→ ABOUT THIS EXERCISE
Lines in which "component" appears should be pulled from the data below.

START RECORDS FOR THE EXERCISE

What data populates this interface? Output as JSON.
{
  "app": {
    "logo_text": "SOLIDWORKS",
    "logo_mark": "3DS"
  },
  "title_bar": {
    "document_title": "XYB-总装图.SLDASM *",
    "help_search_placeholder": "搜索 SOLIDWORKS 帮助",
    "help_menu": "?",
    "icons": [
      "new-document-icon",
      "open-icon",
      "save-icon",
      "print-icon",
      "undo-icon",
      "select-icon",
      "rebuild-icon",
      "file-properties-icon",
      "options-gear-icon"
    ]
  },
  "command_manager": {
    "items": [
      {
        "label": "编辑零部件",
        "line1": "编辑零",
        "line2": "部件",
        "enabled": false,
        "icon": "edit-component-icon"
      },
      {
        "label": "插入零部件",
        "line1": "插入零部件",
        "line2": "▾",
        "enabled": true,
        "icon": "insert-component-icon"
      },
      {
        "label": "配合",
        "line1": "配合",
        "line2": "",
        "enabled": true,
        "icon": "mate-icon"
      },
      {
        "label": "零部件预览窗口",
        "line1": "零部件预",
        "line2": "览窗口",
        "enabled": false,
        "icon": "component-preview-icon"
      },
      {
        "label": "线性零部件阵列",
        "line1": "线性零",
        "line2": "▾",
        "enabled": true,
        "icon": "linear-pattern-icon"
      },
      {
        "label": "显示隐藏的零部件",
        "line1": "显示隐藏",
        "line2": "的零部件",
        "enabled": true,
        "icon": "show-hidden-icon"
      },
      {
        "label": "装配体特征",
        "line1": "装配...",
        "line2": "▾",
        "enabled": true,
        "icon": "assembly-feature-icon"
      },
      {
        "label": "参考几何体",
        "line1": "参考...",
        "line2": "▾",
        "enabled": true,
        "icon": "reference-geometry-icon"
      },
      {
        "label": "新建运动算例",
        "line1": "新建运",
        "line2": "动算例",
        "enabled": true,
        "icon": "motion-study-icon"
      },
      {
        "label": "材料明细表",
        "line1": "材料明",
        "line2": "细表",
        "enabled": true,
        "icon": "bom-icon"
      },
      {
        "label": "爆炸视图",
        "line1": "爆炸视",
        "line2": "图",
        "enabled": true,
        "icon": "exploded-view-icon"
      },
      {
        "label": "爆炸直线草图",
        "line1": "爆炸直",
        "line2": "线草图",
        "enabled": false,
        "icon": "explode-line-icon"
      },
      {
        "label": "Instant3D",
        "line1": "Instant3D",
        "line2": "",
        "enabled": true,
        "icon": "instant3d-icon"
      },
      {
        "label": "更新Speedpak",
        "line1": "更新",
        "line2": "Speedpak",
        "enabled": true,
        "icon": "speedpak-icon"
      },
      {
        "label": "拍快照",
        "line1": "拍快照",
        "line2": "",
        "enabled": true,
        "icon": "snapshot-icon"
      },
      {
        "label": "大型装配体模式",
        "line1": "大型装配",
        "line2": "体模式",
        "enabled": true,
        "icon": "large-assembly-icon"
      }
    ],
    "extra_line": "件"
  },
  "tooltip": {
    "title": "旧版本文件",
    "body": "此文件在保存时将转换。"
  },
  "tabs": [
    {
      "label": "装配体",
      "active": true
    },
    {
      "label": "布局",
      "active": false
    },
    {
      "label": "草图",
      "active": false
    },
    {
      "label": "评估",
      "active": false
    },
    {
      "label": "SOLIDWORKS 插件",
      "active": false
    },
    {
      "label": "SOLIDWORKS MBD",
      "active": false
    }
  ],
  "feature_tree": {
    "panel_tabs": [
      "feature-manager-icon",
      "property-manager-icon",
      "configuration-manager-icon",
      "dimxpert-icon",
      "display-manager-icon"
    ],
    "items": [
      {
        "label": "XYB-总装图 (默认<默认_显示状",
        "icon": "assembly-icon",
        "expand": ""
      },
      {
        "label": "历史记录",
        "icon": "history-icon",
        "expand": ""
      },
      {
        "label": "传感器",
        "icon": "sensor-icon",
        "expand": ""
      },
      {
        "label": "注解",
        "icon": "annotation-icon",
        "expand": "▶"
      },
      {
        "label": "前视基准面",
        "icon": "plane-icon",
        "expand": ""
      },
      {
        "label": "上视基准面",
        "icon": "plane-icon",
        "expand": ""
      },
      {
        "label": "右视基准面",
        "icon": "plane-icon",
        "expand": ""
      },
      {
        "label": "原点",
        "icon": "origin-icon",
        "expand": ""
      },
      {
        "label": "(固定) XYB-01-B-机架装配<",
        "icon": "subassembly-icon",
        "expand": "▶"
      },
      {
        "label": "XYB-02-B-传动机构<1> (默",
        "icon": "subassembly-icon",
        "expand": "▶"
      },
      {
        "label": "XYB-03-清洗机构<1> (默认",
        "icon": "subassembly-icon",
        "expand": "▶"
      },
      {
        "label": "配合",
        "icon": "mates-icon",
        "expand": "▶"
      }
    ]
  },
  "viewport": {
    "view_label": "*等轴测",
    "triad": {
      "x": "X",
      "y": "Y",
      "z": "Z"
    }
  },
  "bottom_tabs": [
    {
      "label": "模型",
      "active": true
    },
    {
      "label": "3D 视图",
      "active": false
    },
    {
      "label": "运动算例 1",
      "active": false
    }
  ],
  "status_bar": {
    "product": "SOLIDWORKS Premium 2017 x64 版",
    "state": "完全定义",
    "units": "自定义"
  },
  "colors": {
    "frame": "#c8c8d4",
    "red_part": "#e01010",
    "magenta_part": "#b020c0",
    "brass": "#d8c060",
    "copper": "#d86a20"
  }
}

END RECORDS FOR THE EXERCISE

→ TASK SOLUTION
        "icon": "edit-component-icon"
        "icon": "insert-component-icon"
        "icon": "component-preview-icon"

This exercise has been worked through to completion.